[Entries taken from a collection]

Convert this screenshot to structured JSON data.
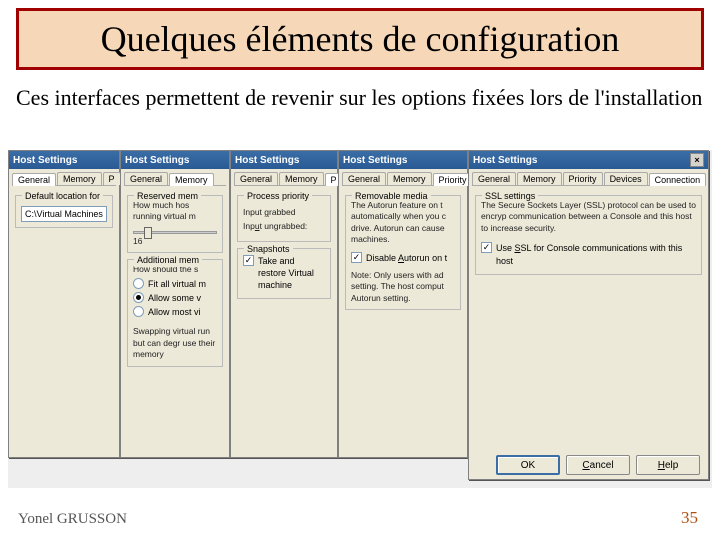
{
  "slide": {
    "title": "Quelques éléments de configuration",
    "subtitle": "Ces interfaces permettent de revenir sur les options fixées lors de l'installation",
    "author": "Yonel GRUSSON",
    "page": "35"
  },
  "common": {
    "window_title": "Host Settings",
    "close_glyph": "×",
    "tabs": {
      "general": "General",
      "memory": "Memory",
      "priority": "Priority",
      "devices": "Devices",
      "connection": "Connection",
      "p_short": "P"
    }
  },
  "buttons": {
    "ok": "OK",
    "cancel": "Cancel",
    "help": "Help"
  },
  "win1": {
    "group1_legend": "Default location for",
    "path": "C:\\Virtual Machines"
  },
  "win2": {
    "g1_legend": "Reserved mem",
    "g1_text": "How much hos running virtual m",
    "slider_value": "16",
    "g2_legend": "Additional mem",
    "g2_text": "How should the s",
    "r1": "Fit all virtual m",
    "r2": "Allow some v",
    "r3": "Allow most vi",
    "note": "Swapping virtual run but can degr use their memory"
  },
  "win3": {
    "g1_legend": "Process priority",
    "row1": "Input grabbed",
    "row2": "Input ungrabbed:",
    "g2_legend": "Snapshots",
    "chk": "Take and restore Virtual machine"
  },
  "win4": {
    "g1_legend": "Removable media",
    "g1_text": "The Autorun feature on t automatically when you c drive. Autorun can cause machines.",
    "chk": "Disable Autorun on t",
    "note": "Note: Only users with ad setting. The host comput Autorun setting."
  },
  "win5": {
    "g1_legend": "SSL settings",
    "g1_text": "The Secure Sockets Layer (SSL) protocol can be used to encryp communication between a Console and this host to increase security.",
    "chk": "Use SSL for Console communications with this host"
  }
}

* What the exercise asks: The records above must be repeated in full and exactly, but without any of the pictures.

* Response to this exercise:
Convert this screenshot to structured JSON data.
{
  "slide": {
    "title": "Quelques éléments de configuration",
    "subtitle": "Ces interfaces permettent de revenir sur les options fixées lors de l'installation",
    "author": "Yonel GRUSSON",
    "page": "35"
  },
  "common": {
    "window_title": "Host Settings",
    "close_glyph": "×",
    "tabs": {
      "general": "General",
      "memory": "Memory",
      "priority": "Priority",
      "devices": "Devices",
      "connection": "Connection",
      "p_short": "P"
    }
  },
  "buttons": {
    "ok": "OK",
    "cancel": "Cancel",
    "help": "Help"
  },
  "win1": {
    "group1_legend": "Default location for",
    "path": "C:\\Virtual Machines"
  },
  "win2": {
    "g1_legend": "Reserved mem",
    "g1_text": "How much hos running virtual m",
    "slider_value": "16",
    "g2_legend": "Additional mem",
    "g2_text": "How should the s",
    "r1": "Fit all virtual m",
    "r2": "Allow some v",
    "r3": "Allow most vi",
    "note": "Swapping virtual run but can degr use their memory"
  },
  "win3": {
    "g1_legend": "Process priority",
    "row1": "Input grabbed",
    "row2": "Input ungrabbed:",
    "g2_legend": "Snapshots",
    "chk": "Take and restore Virtual machine"
  },
  "win4": {
    "g1_legend": "Removable media",
    "g1_text": "The Autorun feature on t automatically when you c drive. Autorun can cause machines.",
    "chk": "Disable Autorun on t",
    "note": "Note: Only users with ad setting. The host comput Autorun setting."
  },
  "win5": {
    "g1_legend": "SSL settings",
    "g1_text": "The Secure Sockets Layer (SSL) protocol can be used to encryp communication between a Console and this host to increase security.",
    "chk": "Use SSL for Console communications with this host"
  }
}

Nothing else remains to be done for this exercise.